As a civil engineer, I can design wonderful roads, but taking it from design to construction is a whole other story…usually a political story.
There are four political barriers that delay, water down or cancel new roads and road improvement projects:
- Neighborhood opposition (aka NIMBY effect)
- “Old school” mentality
- The involvement of multiple jurisdictions
That’s it. (Environmental issues are not political, but can become so.) Funding can come from local, state and federal coffers, but all the other barriers are pretty much local concerns.
By far, the biggest political barrier is funding, and the most efficient way to bolster funding is with a fuel tax increase. (Some local entities have increased the sales tax, which is another efficient method.) What is NOT efficient is so-called alternative financing.

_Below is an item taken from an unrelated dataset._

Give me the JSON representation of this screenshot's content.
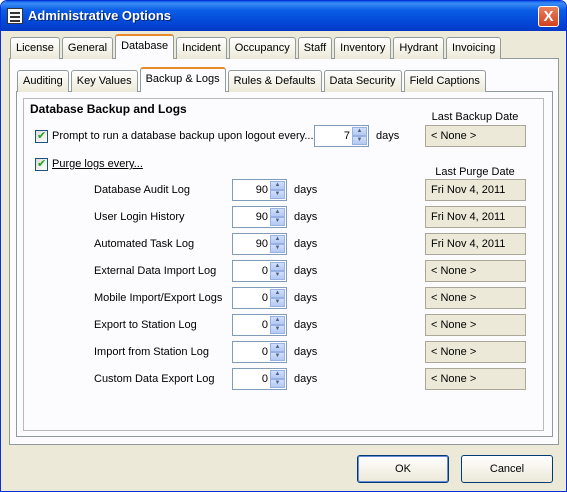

In general, alternative financing means TOLLING… and tolling has very high administrative costs (some of the toll you pay goes toward non-highway operational and construction costs).In addition, tolling can only be assigned to limited-access highways (freeways, expressway, turnpikes, etc.). You can’t toll a surface street. Except for large bridges and tunnels, tolling is a poor option.
We really need to increase the fuel tax – significantly increase it – no matter the price of gas or diesel. (The federal fuel tax has not been raised since 1993 and currently stands at 18.4 cents per gallon.) It’s the best bang for our buck.
Transportation is a tool we use to sustain our lifestyles, and by far, the most common mode is driving. So, it’s encouraging that both major-party presidential candidates have mentioned often that “rebuilding our nation’s roads and bridges” is one of the many things they want to accomplish if they are elected. But how they plan to fund this ambitious goal is another story, and it’s not clear how they’re going to do it. I have noticed that neither Clinton’s nor Trump’s official website mentions a fuel tax increase. That’s disappointing, but even if they did, it takes support from Congress to make it happen.
I can’t research the road-financing platforms of the thousands of federal, state and local candidates that seek to represent oos members, but you can research YOUR OWN candidates. I encourage you to go to their websites to see how they plan to address road and bridge funding. If they mention “alternative financing,” some other convoluted approach, or nothing at all, perhaps you should rethink your support.